<<<<
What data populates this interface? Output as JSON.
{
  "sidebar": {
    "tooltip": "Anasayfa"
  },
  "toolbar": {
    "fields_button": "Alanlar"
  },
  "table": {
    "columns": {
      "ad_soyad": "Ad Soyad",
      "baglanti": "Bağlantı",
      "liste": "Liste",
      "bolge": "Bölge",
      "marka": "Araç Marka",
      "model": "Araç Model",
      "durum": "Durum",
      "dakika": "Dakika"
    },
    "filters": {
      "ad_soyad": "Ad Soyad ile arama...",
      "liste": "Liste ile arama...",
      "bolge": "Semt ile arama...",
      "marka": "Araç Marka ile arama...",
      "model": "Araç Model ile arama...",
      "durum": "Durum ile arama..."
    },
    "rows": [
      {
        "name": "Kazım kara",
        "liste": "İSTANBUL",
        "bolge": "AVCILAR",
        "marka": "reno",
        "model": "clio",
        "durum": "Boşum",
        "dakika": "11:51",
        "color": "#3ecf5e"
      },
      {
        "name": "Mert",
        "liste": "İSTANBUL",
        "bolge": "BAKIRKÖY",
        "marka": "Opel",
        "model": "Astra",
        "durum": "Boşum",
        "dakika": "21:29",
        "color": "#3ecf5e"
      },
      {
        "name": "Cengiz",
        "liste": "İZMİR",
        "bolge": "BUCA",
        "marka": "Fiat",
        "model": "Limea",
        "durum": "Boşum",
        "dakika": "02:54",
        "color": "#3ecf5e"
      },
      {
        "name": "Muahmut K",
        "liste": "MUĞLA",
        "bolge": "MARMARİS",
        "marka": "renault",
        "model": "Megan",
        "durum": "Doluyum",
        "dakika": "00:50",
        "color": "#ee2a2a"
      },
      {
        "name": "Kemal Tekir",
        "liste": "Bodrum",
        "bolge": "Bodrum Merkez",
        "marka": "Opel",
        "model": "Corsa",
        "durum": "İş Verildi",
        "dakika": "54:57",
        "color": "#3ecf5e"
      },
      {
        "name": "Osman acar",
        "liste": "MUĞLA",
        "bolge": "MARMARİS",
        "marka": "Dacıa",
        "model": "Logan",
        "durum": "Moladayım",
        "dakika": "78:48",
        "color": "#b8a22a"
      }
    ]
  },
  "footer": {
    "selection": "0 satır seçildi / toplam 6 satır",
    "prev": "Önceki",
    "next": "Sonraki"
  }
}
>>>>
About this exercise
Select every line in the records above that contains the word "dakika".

Result of the exercise
      "dakika": "Dakika"
        "dakika": "11:51",
        "dakika": "21:29",
        "dakika": "02:54",
        "dakika": "00:50",
        "dakika": "54:57",
        "dakika": "78:48",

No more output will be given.